    Anyways, is data transfer from the phone really so intensive? What is most commos case of it, to backup some photos?

    1. The iPhone 15 (and previous iPhones) can record 4K 60fps video, and at the highest quality settings a minute of footage can apparently take 6GB. Obviously someone really into photography will opt for the Pro model anyway, but USB 2.0 speeds would be an issue for someone using their phone to make a knitting/crochet YouTube tutorial, i.e. long-form video where resolution is really important.

      And yes, plenty of other phones & devices with USB-C ports are similarly limited to 2.0 speeds. Though out of curiosity I checked the Google Pixel line, and the Pixel 3a was the last USB 2.0 phone. That is, USB 3.x speeds aren’t solely the province of flagship phones — my Pixel 6a has it, for example.

      Note I’m not miffed at Apple or anything. The USB 2.0 limitation is just a consequence of using last year’s SoC, so next year’s iPhone ought to have USB 3.x. Maybe Apple will limit the iPhome 16’s USB controller as some cack-handed attempt at market segmentation, but I really doubt it.

  2. I used to backup iphone photos using the cable, but switched to a Shortcuts script and a wifi samba mount in Files. Other than backing-up the entire phone using the PC itunes program, I don’t know why someone would want to use a cable to move data. I use the cable for fast charging… no data transfer.

    1. Maybe these days it’s really more for copying files onto external storage. The permissions and authentication for a flash drive tend to be just a bit simpler than Your Phone or SMB or iCloud or AirDrop, or even using the cable.
      I don’t do it often, but sometimes, it’s just the simplest way.

  3. Having a USB2 port circa 2001 for data transfers on a machine that’s data intensive is a crippled port.

    1. Correct. Apple has always crippled its wired transfer rates to make its paid wireless offerings seem more desirable.

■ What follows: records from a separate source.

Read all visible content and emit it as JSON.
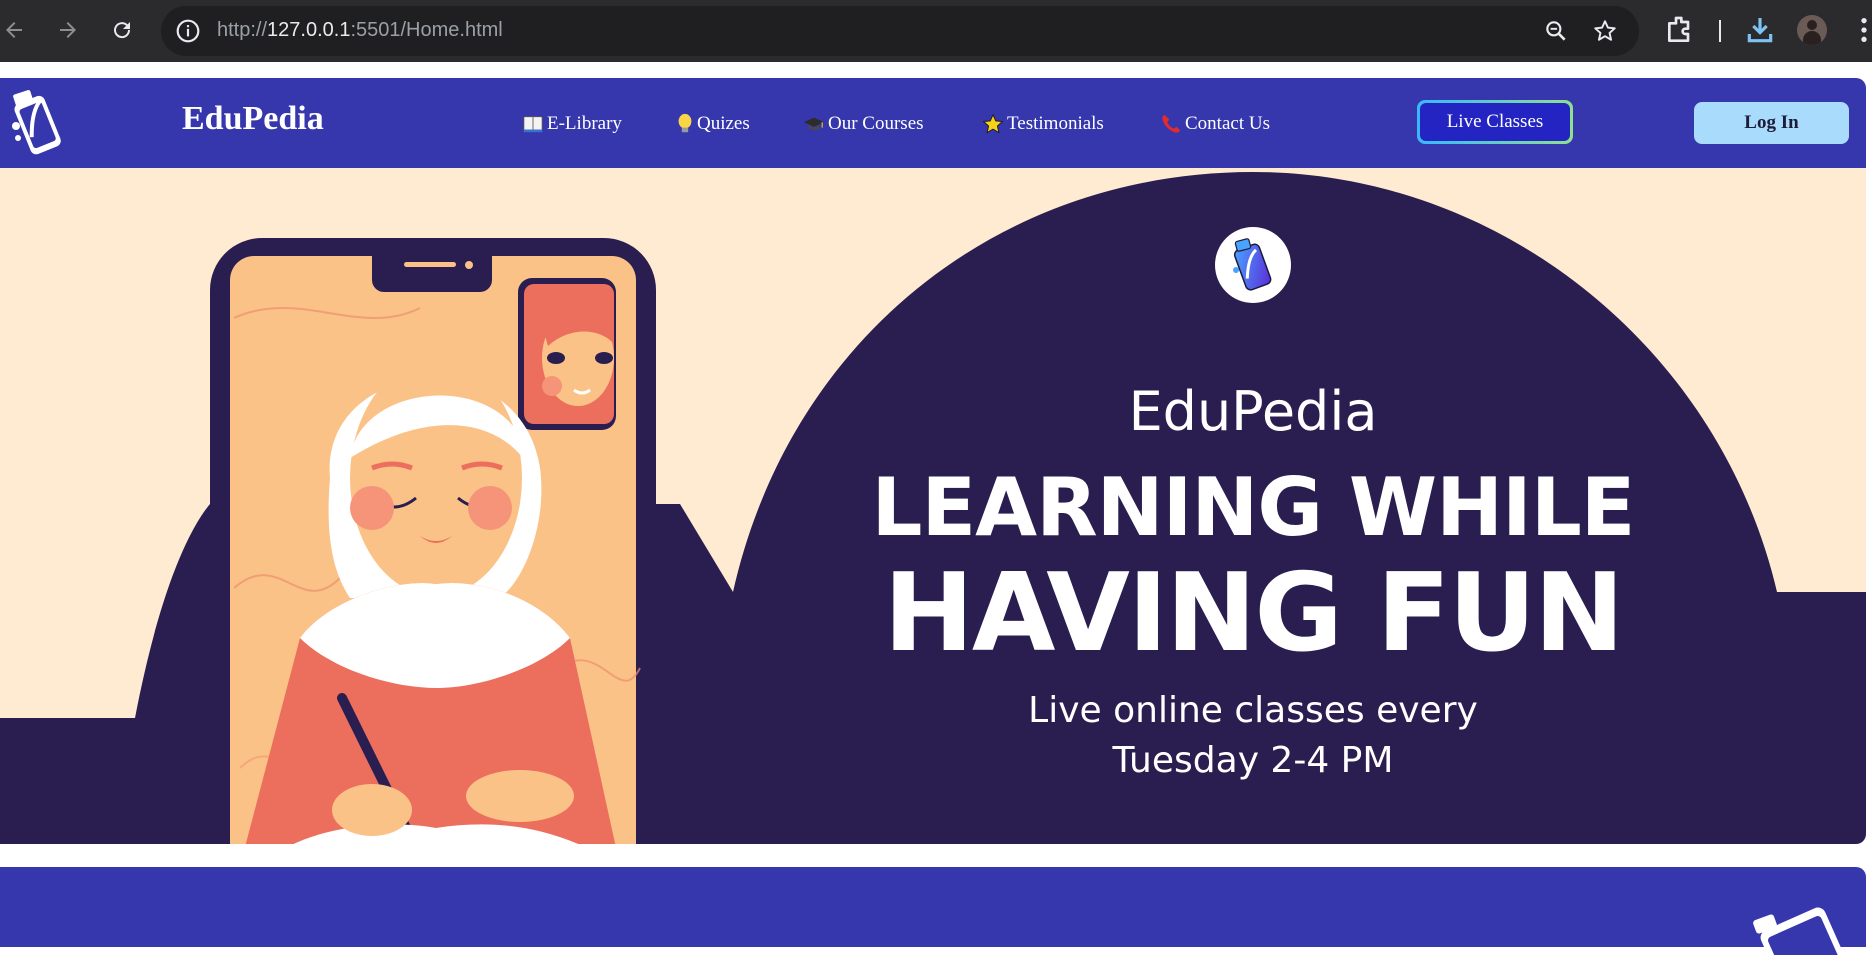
{
  "browser": {
    "url_scheme": "http://",
    "url_host": "127.0.0.1",
    "url_rest": ":5501/Home.html"
  },
  "site": {
    "brand": "EduPedia",
    "menu": [
      {
        "label": "E-Library",
        "icon": "book-icon"
      },
      {
        "label": "Quizes",
        "icon": "lightbulb-icon"
      },
      {
        "label": "Our Courses",
        "icon": "graduation-cap-icon"
      },
      {
        "label": "Testimonials",
        "icon": "star-icon"
      },
      {
        "label": "Contact Us",
        "icon": "telephone-icon"
      }
    ],
    "live_classes_label": "Live Classes",
    "login_label": "Log In"
  },
  "hero": {
    "title": "EduPedia",
    "headline_line1": "LEARNING WHILE",
    "headline_line2": "HAVING FUN",
    "subtitle_line1": "Live online classes every",
    "subtitle_line2": "Tuesday 2-4 PM"
  },
  "colors": {
    "header_bg": "#3636ad",
    "hero_bg": "#ffebd1",
    "hero_dark": "#2a1e50",
    "login_bg": "#a9dcfc",
    "accent_coral": "#ec6f5e",
    "accent_peach": "#fbc287"
  }
}
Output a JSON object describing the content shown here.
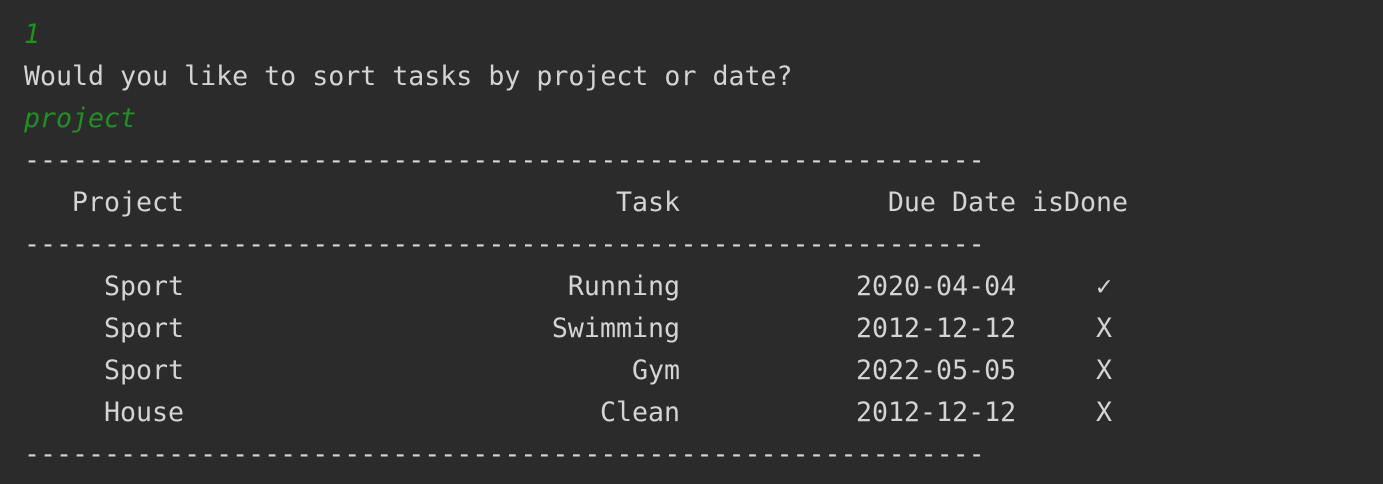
{
  "console": {
    "input_1": "1",
    "prompt": "Would you like to sort tasks by project or date?",
    "input_2": "project",
    "separator": "------------------------------------------------------------"
  },
  "table": {
    "headers": {
      "project": "Project",
      "task": "Task",
      "due_date": "Due Date",
      "is_done": "isDone"
    },
    "rows": [
      {
        "project": "Sport",
        "task": "Running",
        "due_date": "2020-04-04",
        "is_done": "✓"
      },
      {
        "project": "Sport",
        "task": "Swimming",
        "due_date": "2012-12-12",
        "is_done": "X"
      },
      {
        "project": "Sport",
        "task": "Gym",
        "due_date": "2022-05-05",
        "is_done": "X"
      },
      {
        "project": "House",
        "task": "Clean",
        "due_date": "2012-12-12",
        "is_done": "X"
      }
    ]
  },
  "colors": {
    "background": "#2b2b2b",
    "text": "#d4d4d4",
    "user_input": "#1f9120"
  }
}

      1. Or the more expensive iphone, in this case.
        I’m amazed they all have displayport out, of course there’s not really much of a way to do anything besides play videos.